Jahnavi has made it her blog’s mission to take the intimidation factor down around cooking Indian food. When I was just starting out, wanting to make Saag, I looked at the long list of spices and thought “Well, this is going to be my most expensive spinach dip ever.” Then there was the grinding (I go old-school with mortar and pestle, Jahnavi very wisely uses a Magic Bullet) and careful measuring, and I think that saag took me 3 hours. I’ve gotten faster, the prep has gotten shorter, and now that I’ve bought all the spices, the major investment has been made. But it’s still far from “easy.” Indian Khana Made Easy might change that.
WF: How did you start blogging about Indian food?
Jahnavi: When I was thinking about doing this blog, I wanted it to encompass what Indian cooking is about. I love the spices, techniques and ingredients involved, and the regional variations. My background is South Indian in Hyderabad, and I also grew up in Delhi, which is Northern. A lot of my cooking combines the two, and I’m always trying to expand it because there’s also western and eastern cooking. Indian Khana Made Easy is a play on words – “Khana” means food in Hindi, so it’s Indian food made easy.
The blog is a combined effort. My mother is the mastermind behind the recipes; I’m the taste-tester, photographer and videographer. Once she writes the recipe, I try it on my own so I know what I’m writing about. When she started contributing recipes to the blog, I said “you can’t just tell me ‘a pinch of this,’ ‘a pinch of that,’ – we need measurements!” I measure everything now. Over time I’ve learned to do the measuring myself without the utensils, but when you’re learning, you want to know if it’s a teaspoon or a cup.
WF: Indian food generally isn’t easy! How do you make it easier for newbs like me?
Jahnavi: Once you familiarize yourself with the spices, ingredients and basic techniques, it’s not that complicated. It just seems that way because it’s foreign to you. So start by incorporating things one by one – like my basic recipe for naan pizza, or uttapam pops with American pancake mix. It’s baby steps to learning about Indian cooking.
WF: You’ve mentioned a lot of new Indian food blogs popping up in the blogosphere, and food blogging being a fairly saturated market, how do you set yourself apart?
Jahnavi: One thing I’ve done is to blog about Indian food in a way that’s approachable, even if you don’t live anywhere near an Indian grocery store. Over the years, my mom has accumulated so many recipes with shortcuts she uses in our kitchen, like when you can use a microwave or use an easier-to-find ingredient to get the same effect. Like with our Baingan Bharta recipe – the eggplant is roasted over fire to get a smoky flavor, then infused with onions, tomatoes and coriander and made into a gravy. It’s sometimes called Indian Babaganoush. It takes forever. So we take that eggplant, chop it up, cook it with the oil and spices, and at the end add in some BBQ sauce to get that same smoky flavor. It cuts 30 minutes off of your cooking time.

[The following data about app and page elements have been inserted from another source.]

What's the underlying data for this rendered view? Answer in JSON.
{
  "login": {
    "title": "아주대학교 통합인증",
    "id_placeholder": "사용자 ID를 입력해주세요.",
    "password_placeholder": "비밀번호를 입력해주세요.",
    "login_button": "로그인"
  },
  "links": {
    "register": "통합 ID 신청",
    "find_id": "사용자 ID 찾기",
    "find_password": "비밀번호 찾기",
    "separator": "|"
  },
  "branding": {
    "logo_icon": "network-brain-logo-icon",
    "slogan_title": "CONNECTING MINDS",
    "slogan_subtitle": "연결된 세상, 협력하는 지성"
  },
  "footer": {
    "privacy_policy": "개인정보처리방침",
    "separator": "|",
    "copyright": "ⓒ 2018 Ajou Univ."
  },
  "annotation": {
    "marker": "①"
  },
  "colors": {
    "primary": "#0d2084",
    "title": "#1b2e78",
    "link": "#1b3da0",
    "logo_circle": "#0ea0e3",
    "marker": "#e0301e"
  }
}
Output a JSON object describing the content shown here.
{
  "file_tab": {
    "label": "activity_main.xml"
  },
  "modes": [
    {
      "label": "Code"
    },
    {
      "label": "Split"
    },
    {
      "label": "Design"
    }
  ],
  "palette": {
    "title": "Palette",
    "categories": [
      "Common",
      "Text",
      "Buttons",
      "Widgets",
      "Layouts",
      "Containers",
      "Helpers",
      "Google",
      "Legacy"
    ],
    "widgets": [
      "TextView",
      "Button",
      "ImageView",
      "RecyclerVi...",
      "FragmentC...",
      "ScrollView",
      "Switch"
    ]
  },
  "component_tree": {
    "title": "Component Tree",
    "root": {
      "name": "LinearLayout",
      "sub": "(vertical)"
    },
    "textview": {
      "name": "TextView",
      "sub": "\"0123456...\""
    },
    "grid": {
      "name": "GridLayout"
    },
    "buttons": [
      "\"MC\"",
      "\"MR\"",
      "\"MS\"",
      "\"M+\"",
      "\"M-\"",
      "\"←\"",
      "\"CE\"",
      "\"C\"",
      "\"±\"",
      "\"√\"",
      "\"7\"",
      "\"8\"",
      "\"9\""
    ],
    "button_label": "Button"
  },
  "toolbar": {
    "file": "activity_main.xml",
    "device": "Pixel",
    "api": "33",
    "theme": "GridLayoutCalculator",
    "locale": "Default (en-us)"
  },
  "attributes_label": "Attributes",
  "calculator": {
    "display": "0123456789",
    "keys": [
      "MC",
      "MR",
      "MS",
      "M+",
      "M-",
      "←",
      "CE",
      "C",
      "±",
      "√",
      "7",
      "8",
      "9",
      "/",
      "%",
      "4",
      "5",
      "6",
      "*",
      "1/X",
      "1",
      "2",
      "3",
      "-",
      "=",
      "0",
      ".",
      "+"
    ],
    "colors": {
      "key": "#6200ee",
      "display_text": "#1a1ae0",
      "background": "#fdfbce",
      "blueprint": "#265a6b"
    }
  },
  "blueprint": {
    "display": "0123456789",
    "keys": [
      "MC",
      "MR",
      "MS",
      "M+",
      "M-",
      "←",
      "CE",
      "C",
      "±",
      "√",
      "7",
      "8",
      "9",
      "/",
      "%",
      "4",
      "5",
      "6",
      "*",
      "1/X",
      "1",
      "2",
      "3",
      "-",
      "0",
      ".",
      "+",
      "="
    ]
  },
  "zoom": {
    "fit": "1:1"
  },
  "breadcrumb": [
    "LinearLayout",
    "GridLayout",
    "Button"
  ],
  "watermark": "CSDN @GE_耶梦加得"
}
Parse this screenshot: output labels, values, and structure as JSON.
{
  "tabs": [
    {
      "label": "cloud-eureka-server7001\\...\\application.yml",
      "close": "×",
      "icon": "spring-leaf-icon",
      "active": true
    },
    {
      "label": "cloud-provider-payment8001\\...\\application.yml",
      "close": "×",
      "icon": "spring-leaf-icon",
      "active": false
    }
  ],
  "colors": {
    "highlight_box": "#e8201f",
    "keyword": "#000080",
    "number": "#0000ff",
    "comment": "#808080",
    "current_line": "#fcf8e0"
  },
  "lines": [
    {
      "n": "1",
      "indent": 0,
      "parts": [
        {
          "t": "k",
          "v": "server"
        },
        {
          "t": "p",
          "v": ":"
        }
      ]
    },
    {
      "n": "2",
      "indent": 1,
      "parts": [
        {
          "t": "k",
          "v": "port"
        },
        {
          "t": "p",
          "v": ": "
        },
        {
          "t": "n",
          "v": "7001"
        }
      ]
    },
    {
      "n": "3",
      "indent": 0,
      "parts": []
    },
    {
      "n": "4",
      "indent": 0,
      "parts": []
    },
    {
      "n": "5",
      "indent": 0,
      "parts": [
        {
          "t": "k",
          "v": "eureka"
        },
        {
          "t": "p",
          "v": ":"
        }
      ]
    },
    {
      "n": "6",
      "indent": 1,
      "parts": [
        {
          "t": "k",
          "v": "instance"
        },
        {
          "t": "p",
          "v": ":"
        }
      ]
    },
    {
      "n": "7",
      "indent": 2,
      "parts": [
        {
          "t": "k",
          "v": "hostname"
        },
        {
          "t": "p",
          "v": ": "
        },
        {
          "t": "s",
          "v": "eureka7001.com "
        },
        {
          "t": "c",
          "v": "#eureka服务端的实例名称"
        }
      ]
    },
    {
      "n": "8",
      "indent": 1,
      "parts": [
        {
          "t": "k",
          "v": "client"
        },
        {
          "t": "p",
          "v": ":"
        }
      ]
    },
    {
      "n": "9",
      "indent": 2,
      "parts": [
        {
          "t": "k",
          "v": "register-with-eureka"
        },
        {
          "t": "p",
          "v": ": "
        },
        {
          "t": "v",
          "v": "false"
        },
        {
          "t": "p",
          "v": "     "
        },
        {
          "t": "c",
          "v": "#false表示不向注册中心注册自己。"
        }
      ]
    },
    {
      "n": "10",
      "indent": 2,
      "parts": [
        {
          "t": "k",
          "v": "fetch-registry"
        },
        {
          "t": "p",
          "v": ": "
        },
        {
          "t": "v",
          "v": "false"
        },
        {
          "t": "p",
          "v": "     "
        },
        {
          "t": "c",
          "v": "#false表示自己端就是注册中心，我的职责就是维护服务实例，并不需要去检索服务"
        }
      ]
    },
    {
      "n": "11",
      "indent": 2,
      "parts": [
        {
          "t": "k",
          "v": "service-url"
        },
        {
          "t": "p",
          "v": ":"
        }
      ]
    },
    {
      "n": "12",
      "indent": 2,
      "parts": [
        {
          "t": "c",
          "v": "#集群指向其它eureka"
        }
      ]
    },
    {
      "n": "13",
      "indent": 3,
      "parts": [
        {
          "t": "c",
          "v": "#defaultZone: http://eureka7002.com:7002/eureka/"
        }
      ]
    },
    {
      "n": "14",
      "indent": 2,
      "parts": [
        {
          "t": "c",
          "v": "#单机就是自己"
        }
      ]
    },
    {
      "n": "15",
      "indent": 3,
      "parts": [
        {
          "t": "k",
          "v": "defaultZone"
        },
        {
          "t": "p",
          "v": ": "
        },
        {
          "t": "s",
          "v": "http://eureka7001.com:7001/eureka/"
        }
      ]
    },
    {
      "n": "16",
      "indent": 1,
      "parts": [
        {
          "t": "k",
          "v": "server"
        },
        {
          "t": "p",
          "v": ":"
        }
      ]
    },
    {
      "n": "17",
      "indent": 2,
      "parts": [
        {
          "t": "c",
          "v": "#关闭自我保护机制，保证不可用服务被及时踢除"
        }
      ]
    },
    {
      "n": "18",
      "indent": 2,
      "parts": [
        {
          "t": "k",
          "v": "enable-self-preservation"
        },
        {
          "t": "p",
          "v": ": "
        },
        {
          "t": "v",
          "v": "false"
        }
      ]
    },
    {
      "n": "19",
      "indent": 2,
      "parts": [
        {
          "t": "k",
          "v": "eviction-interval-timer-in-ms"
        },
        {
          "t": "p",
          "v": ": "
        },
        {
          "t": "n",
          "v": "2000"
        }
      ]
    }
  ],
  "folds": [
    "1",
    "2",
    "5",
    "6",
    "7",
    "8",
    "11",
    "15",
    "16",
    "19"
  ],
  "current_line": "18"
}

WF: The hardest part of learning Indian recipes for me was the spices – the sheer number of spices.
Jahnavi: A lot of the traditional recipes use a lot of spices, but if you don’t have all of them at home, there are substitutes you can use. Parsley instead of coriander may have a different flavor, but you’ll still learn the Indian techniques if you use it as a substitute. On Indian Khana Made Easy, I have a page we call the “Spice Rack” which explains all the different spices and lentil varieties. When you use blends like Garam Masala, we tell you what’s in it.
I’ll be sharing more of this interview, and more recipes – including a Masters Class on Indian Spices from Jahnavi – later this week. But for now, I have to share this delicious lentil and rice recipe for Khichdi.
Here’s how mine turned out – DELICIOUS! While all of Indian Khana’s recipes are vegetarian (and a lot are gluten-free), I confess to adding 3 cups of chicken stock to this puppy and feeling my way through the spice amounts. This makes enough to feed a large Indian family, so if you’re running short on Indian family members, cut it in half, plan for leftovers, or be the star of your next Potluck party.
Don’t forget to join the link party that is WanderFood Wednesday! We’re going back to Mister Linky this week, so you can share your goodies via a blast from the past.